[Task item] Retype the data below, every word of it, exactly.

[Data records for software interfaces]
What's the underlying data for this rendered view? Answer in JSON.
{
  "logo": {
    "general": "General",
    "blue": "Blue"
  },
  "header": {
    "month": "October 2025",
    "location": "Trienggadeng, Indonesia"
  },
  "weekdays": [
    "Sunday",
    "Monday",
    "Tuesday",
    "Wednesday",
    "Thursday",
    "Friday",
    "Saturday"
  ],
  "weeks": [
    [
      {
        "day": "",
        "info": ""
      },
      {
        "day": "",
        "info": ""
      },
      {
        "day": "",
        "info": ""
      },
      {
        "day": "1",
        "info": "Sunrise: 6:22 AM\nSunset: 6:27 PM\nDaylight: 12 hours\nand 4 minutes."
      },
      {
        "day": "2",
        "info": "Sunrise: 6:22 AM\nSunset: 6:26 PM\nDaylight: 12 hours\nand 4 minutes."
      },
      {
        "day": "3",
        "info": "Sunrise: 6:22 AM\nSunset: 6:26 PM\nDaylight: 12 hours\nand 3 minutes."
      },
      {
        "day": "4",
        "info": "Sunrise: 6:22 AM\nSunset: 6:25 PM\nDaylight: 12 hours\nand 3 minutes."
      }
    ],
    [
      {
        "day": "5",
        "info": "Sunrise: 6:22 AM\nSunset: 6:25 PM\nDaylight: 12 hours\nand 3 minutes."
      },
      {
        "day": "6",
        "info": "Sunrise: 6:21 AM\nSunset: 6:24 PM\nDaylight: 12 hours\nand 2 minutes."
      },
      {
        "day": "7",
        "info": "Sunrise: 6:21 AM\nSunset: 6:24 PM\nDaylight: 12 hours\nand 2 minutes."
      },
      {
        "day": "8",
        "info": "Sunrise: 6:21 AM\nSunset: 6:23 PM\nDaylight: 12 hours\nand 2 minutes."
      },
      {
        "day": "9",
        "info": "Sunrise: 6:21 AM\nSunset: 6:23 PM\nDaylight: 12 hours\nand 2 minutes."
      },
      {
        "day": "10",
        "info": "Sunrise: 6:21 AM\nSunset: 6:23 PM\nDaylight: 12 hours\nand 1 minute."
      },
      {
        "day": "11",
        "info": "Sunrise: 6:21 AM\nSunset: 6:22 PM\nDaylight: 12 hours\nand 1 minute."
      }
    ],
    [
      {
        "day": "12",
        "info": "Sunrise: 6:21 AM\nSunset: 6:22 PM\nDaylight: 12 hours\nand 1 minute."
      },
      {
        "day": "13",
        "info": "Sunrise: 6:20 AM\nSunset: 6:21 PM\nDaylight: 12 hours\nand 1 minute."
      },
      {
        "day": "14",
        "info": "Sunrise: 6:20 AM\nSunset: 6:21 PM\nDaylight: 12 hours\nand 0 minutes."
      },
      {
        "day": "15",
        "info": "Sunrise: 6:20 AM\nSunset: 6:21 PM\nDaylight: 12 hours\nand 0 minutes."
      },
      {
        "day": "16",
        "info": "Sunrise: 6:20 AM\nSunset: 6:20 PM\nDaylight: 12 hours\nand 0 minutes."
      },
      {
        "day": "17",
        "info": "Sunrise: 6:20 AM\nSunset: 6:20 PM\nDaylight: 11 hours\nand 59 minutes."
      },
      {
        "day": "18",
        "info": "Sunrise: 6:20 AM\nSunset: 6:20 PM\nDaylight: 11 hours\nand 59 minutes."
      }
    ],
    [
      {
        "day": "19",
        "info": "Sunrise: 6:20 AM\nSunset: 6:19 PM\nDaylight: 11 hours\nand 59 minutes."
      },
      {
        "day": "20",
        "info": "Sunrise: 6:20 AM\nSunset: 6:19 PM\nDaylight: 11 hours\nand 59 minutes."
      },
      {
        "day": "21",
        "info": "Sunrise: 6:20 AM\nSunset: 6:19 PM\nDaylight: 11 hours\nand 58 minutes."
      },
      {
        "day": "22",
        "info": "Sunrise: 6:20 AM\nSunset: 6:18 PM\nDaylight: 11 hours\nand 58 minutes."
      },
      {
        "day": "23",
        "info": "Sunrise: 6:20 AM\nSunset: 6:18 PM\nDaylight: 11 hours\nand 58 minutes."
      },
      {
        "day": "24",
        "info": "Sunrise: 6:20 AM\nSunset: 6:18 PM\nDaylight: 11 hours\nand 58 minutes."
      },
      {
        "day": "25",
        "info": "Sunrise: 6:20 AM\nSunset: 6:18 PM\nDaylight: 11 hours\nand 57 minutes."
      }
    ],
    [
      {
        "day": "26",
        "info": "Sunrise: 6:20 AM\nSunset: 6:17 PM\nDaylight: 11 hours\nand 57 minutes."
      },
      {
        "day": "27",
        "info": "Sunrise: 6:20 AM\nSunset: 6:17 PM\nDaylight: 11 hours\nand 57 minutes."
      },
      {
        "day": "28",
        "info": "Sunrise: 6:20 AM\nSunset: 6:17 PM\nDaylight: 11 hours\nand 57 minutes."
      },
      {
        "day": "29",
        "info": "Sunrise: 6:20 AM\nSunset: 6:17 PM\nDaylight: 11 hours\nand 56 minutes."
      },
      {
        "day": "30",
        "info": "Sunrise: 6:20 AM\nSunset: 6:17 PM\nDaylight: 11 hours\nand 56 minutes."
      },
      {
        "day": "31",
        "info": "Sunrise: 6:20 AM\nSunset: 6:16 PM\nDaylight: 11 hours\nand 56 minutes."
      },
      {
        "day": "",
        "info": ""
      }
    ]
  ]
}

[Solution to the exercise]
What's the underlying data for this rendered view? Answer in JSON.
{
  "logo": {
    "general": "General",
    "blue": "Blue"
  },
  "header": {
    "month": "October 2025",
    "location": "Trienggadeng, Indonesia"
  },
  "weekdays": [
    "Sunday",
    "Monday",
    "Tuesday",
    "Wednesday",
    "Thursday",
    "Friday",
    "Saturday"
  ],
  "weeks": [
    [
      {
        "day": "",
        "info": ""
      },
      {
        "day": "",
        "info": ""
      },
      {
        "day": "",
        "info": ""
      },
      {
        "day": "1",
        "info": "Sunrise: 6:22 AM\nSunset: 6:27 PM\nDaylight: 12 hours\nand 4 minutes."
      },
      {
        "day": "2",
        "info": "Sunrise: 6:22 AM\nSunset: 6:26 PM\nDaylight: 12 hours\nand 4 minutes."
      },
      {
        "day": "3",
        "info": "Sunrise: 6:22 AM\nSunset: 6:26 PM\nDaylight: 12 hours\nand 3 minutes."
      },
      {
        "day": "4",
        "info": "Sunrise: 6:22 AM\nSunset: 6:25 PM\nDaylight: 12 hours\nand 3 minutes."
      }
    ],
    [
      {
        "day": "5",
        "info": "Sunrise: 6:22 AM\nSunset: 6:25 PM\nDaylight: 12 hours\nand 3 minutes."
      },
      {
        "day": "6",
        "info": "Sunrise: 6:21 AM\nSunset: 6:24 PM\nDaylight: 12 hours\nand 2 minutes."
      },
      {
        "day": "7",
        "info": "Sunrise: 6:21 AM\nSunset: 6:24 PM\nDaylight: 12 hours\nand 2 minutes."
      },
      {
        "day": "8",
        "info": "Sunrise: 6:21 AM\nSunset: 6:23 PM\nDaylight: 12 hours\nand 2 minutes."
      },
      {
        "day": "9",
        "info": "Sunrise: 6:21 AM\nSunset: 6:23 PM\nDaylight: 12 hours\nand 2 minutes."
      },
      {
        "day": "10",
        "info": "Sunrise: 6:21 AM\nSunset: 6:23 PM\nDaylight: 12 hours\nand 1 minute."
      },
      {
        "day": "11",
        "info": "Sunrise: 6:21 AM\nSunset: 6:22 PM\nDaylight: 12 hours\nand 1 minute."
      }
    ],
    [
      {
        "day": "12",
        "info": "Sunrise: 6:21 AM\nSunset: 6:22 PM\nDaylight: 12 hours\nand 1 minute."
      },
      {
        "day": "13",
        "info": "Sunrise: 6:20 AM\nSunset: 6:21 PM\nDaylight: 12 hours\nand 1 minute."
      },
      {
        "day": "14",
        "info": "Sunrise: 6:20 AM\nSunset: 6:21 PM\nDaylight: 12 hours\nand 0 minutes."
      },
      {
        "day": "15",
        "info": "Sunrise: 6:20 AM\nSunset: 6:21 PM\nDaylight: 12 hours\nand 0 minutes."
      },
      {
        "day": "16",
        "info": "Sunrise: 6:20 AM\nSunset: 6:20 PM\nDaylight: 12 hours\nand 0 minutes."
      },
      {
        "day": "17",
        "info": "Sunrise: 6:20 AM\nSunset: 6:20 PM\nDaylight: 11 hours\nand 59 minutes."
      },
      {
        "day": "18",
        "info": "Sunrise: 6:20 AM\nSunset: 6:20 PM\nDaylight: 11 hours\nand 59 minutes."
      }
    ],
    [
      {
        "day": "19",
        "info": "Sunrise: 6:20 AM\nSunset: 6:19 PM\nDaylight: 11 hours\nand 59 minutes."
      },
      {
        "day": "20",
        "info": "Sunrise: 6:20 AM\nSunset: 6:19 PM\nDaylight: 11 hours\nand 59 minutes."
      },
      {
        "day": "21",
        "info": "Sunrise: 6:20 AM\nSunset: 6:19 PM\nDaylight: 11 hours\nand 58 minutes."
      },
      {
        "day": "22",
        "info": "Sunrise: 6:20 AM\nSunset: 6:18 PM\nDaylight: 11 hours\nand 58 minutes."
      },
      {
        "day": "23",
        "info": "Sunrise: 6:20 AM\nSunset: 6:18 PM\nDaylight: 11 hours\nand 58 minutes."
      },
      {
        "day": "24",
        "info": "Sunrise: 6:20 AM\nSunset: 6:18 PM\nDaylight: 11 hours\nand 58 minutes."
      },
      {
        "day": "25",
        "info": "Sunrise: 6:20 AM\nSunset: 6:18 PM\nDaylight: 11 hours\nand 57 minutes."
      }
    ],
    [
      {
        "day": "26",
        "info": "Sunrise: 6:20 AM\nSunset: 6:17 PM\nDaylight: 11 hours\nand 57 minutes."
      },
      {
        "day": "27",
        "info": "Sunrise: 6:20 AM\nSunset: 6:17 PM\nDaylight: 11 hours\nand 57 minutes."
      },
      {
        "day": "28",
        "info": "Sunrise: 6:20 AM\nSunset: 6:17 PM\nDaylight: 11 hours\nand 57 minutes."
      },
      {
        "day": "29",
        "info": "Sunrise: 6:20 AM\nSunset: 6:17 PM\nDaylight: 11 hours\nand 56 minutes."
      },
      {
        "day": "30",
        "info": "Sunrise: 6:20 AM\nSunset: 6:17 PM\nDaylight: 11 hours\nand 56 minutes."
      },
      {
        "day": "31",
        "info": "Sunrise: 6:20 AM\nSunset: 6:16 PM\nDaylight: 11 hours\nand 56 minutes."
      },
      {
        "day": "",
        "info": ""
      }
    ]
  ]
}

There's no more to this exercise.